** Listed entries follows **

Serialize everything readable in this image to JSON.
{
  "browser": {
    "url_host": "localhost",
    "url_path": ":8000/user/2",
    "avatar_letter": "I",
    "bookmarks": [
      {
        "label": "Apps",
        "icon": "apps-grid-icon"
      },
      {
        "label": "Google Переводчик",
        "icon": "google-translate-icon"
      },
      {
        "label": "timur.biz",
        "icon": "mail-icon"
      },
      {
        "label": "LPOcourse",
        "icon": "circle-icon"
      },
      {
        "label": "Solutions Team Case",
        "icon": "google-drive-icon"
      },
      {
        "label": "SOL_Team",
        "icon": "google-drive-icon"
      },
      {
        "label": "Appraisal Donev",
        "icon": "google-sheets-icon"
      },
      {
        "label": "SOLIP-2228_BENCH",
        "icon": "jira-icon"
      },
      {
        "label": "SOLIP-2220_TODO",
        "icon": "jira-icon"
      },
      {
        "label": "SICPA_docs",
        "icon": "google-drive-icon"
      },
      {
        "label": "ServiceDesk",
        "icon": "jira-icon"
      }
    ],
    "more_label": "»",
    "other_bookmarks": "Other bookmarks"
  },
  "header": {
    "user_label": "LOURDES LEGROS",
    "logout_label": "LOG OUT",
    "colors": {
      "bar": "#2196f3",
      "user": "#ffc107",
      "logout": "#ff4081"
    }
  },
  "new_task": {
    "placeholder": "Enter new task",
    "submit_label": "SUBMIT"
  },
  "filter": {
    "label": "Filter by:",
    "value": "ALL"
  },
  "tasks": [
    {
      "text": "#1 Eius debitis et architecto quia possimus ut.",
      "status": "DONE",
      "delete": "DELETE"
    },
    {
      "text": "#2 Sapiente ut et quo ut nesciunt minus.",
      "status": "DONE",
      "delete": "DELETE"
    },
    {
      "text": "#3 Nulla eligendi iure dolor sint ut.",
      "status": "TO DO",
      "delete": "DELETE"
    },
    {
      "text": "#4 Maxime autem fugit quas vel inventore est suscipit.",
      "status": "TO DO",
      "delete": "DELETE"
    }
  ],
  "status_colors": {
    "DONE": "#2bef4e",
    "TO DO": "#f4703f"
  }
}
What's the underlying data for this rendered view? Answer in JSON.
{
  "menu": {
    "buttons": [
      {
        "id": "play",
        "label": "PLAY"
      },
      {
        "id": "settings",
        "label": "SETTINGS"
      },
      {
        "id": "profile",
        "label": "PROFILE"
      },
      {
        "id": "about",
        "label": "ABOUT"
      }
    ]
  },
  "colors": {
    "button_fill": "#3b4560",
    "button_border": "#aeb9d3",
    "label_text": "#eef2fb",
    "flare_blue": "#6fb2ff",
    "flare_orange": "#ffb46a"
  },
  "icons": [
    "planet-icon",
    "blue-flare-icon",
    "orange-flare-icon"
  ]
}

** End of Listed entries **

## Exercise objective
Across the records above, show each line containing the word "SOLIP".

## Written answer
        "label": "SOLIP-2228_BENCH",
        "label": "SOLIP-2220_TODO",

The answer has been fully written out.